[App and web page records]

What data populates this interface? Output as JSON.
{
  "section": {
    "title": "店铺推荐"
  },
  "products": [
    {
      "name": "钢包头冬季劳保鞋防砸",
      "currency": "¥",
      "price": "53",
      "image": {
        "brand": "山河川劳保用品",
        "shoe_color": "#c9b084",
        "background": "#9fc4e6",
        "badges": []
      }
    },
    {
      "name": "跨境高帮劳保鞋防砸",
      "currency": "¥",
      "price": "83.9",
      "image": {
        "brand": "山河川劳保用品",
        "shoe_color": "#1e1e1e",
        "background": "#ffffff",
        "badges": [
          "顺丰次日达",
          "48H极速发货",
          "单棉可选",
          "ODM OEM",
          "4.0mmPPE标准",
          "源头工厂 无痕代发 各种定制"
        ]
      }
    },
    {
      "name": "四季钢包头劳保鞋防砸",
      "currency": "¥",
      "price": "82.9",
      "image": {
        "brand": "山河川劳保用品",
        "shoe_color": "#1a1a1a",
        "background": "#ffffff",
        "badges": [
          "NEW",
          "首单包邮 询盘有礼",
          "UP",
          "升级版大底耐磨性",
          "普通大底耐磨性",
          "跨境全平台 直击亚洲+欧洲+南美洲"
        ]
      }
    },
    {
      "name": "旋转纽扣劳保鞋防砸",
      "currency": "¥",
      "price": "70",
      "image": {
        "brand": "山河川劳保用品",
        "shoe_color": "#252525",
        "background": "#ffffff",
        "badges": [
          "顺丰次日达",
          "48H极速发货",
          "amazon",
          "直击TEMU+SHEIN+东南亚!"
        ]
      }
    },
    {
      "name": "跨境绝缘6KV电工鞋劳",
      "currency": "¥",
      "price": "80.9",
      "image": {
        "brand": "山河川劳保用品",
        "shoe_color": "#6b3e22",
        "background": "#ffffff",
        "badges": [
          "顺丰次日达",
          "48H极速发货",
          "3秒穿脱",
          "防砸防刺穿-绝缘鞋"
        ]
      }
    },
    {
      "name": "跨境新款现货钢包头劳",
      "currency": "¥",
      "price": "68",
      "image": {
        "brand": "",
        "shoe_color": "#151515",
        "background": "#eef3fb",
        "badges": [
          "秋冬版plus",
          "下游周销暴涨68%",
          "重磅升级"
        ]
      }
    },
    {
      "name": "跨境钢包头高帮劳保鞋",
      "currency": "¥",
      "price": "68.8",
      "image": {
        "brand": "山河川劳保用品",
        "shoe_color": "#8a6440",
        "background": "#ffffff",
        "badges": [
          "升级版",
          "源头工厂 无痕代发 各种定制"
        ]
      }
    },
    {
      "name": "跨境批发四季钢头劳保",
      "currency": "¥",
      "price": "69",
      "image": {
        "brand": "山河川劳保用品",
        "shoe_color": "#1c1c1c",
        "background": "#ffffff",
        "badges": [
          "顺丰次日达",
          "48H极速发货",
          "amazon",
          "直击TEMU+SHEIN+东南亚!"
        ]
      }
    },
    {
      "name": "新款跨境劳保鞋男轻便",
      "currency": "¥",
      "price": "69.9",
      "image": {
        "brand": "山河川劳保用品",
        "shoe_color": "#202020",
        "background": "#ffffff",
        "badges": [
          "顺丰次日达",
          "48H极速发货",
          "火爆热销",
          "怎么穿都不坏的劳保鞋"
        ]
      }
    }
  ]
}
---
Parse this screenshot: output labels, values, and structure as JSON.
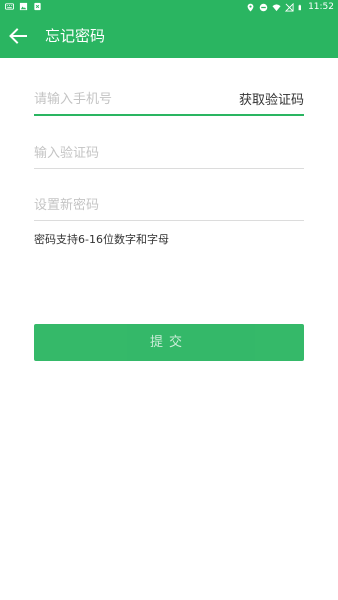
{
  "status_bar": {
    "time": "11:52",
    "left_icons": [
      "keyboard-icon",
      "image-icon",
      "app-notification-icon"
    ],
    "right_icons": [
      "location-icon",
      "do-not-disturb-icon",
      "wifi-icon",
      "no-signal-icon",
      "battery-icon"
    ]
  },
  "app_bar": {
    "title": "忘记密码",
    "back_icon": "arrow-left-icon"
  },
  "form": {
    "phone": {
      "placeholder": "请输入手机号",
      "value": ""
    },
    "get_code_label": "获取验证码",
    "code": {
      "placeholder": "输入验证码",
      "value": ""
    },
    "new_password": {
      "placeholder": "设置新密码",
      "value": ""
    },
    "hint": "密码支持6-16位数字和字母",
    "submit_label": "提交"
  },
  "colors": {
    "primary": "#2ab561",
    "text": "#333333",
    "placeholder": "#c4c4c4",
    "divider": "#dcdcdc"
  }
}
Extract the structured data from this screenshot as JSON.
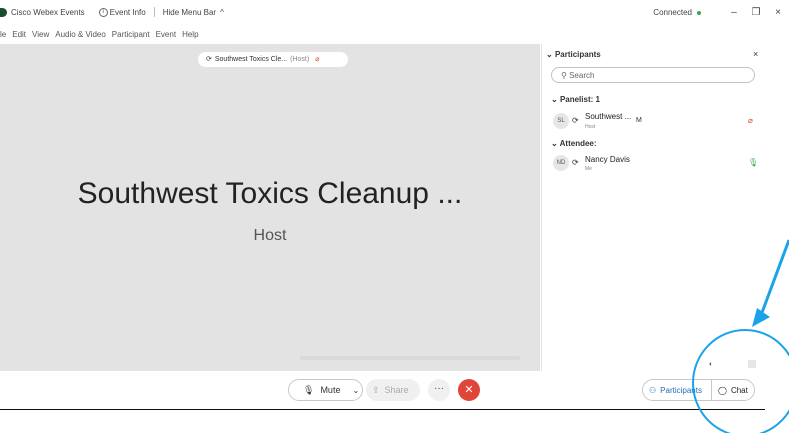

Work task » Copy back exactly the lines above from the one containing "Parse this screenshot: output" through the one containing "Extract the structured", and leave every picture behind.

Task output »
Parse this screenshot: output labels, values, and structure as JSON.
{
  "status_bar": {
    "time": "11:52",
    "left_icons": [
      "keyboard-icon",
      "image-icon",
      "app-notification-icon"
    ],
    "right_icons": [
      "location-icon",
      "do-not-disturb-icon",
      "wifi-icon",
      "no-signal-icon",
      "battery-icon"
    ]
  },
  "app_bar": {
    "title": "忘记密码",
    "back_icon": "arrow-left-icon"
  },
  "form": {
    "phone": {
      "placeholder": "请输入手机号",
      "value": ""
    },
    "get_code_label": "获取验证码",
    "code": {
      "placeholder": "输入验证码",
      "value": ""
    },
    "new_password": {
      "placeholder": "设置新密码",
      "value": ""
    },
    "hint": "密码支持6-16位数字和字母",
    "submit_label": "提交"
  },
  "colors": {
    "primary": "#2ab561",
    "text": "#333333",
    "placeholder": "#c4c4c4",
    "divider": "#dcdcdc"
  }
}
Extract the structured data from this screenshot as JSON.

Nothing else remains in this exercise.